I don’t know about you but I am a visual person. If I am trying to understand a new concept I grasp it quicker if I can actually see it in action or at least see a diagram of how it works. Perhaps that is why I used to find website statistics so hard to get my head around. I found it hard to get any real value from all of those columns of statistics. Sure they are great if all you want to know is how many people viewed your site yesterday or what percentage of people use internet explorer. However I always found it hard to get a feel of how my visitors were moving around the site and where they were encountering problems.
A different approach
Clicktracks takes a different approach and one that is superb if you want to really understand how users interact with your site. Sure it provides all of the normal statistical reporting allowing you to bring back information such as; most common entry page, most common exit page, number of visitors per day etc. It even allows you to generate reports that focus on specific user groups such as pay-per-click customers or those that stayed at the site over 30 seconds. However what really sets Clicktracks apart is the ability to overlay powerful statistical reporting on top of your website. In other words you can actually browse your website and see who clicked on what and when. It is even possible to follow individual users through the site and see exactly what pages they hit and in what order. Still confused? Then take a few moment to watch the demonstration available from their homepage . It really helps to explain the potential of this application. Visit the ClickTracks website now

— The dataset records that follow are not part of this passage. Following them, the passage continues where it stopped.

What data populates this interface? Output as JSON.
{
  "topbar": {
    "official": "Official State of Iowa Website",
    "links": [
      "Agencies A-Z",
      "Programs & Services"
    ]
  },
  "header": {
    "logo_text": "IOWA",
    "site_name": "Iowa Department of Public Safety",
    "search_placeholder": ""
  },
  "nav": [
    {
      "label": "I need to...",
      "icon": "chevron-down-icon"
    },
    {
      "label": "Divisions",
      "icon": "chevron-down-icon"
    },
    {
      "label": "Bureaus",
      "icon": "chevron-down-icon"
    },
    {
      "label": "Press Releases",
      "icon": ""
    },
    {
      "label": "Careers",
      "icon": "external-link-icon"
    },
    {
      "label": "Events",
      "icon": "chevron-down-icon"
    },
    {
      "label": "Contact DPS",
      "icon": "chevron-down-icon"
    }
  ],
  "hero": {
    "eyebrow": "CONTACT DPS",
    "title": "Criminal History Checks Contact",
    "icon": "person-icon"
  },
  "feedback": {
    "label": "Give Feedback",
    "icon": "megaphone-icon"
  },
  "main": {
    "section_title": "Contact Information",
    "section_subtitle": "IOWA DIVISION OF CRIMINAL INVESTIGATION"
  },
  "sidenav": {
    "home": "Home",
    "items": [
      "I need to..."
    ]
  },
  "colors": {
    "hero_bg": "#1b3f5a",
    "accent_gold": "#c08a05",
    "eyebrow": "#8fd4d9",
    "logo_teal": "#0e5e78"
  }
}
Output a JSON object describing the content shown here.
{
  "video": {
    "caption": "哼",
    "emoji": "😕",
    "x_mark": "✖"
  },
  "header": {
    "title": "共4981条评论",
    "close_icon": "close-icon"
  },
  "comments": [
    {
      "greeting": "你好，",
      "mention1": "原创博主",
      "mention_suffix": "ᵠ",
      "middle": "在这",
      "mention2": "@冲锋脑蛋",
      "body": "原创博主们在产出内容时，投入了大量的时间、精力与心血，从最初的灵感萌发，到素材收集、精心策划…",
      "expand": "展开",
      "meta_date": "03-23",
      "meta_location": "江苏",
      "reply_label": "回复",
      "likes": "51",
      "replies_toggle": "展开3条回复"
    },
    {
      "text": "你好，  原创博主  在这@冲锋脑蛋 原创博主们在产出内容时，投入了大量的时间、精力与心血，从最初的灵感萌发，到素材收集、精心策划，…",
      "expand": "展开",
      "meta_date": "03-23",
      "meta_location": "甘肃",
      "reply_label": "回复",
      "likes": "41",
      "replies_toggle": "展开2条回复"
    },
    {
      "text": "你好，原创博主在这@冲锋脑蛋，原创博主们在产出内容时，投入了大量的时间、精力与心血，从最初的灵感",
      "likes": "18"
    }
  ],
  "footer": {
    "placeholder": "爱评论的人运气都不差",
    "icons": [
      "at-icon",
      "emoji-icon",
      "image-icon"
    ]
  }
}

The benefits of this approach our obvious. It allows you to gather huge amounts of usability information without running usability test sessions. Although weblogs are never going to replace test sessions Clicktracks does give detailed information about visitors surfing habits. ClickTracks gives you the ability to really get under the skin of your users. For example it is possible to isolate the users that have completed your call to action (whether that is buying a product or completing a contact us form) and analysis how they came to that point. How did they enter the site? What pages did they view? How long did it take them between arriving and completing the call to action? It also allows you to do the reverse with users that fail to complete your call to action. Why did a user abandon their shopping cart? ClickTracks would allow you to discover for example that many people abandoned their carts after visiting the delivery information page. That might tell you that your postage is too expensive or it takes too long to deliver. You can also track users that arrived after searching for a specific keyword. How long did it take them to find the page on your site that specifically relates to that keyword? Did they go to other pages that were not relevant first? I am sure you get the idea.
Although this kind of tracking is available through most statistics packages Clicktracks makes it available in a much more intuitive fashion without loosing any of the flexibility or power of more traditional software. Combine this with the lightning processing of even large sets of weblogs and you really do have a winning package. To see for yourself just how powerful Clicktracks can be click here and download a demonstration version.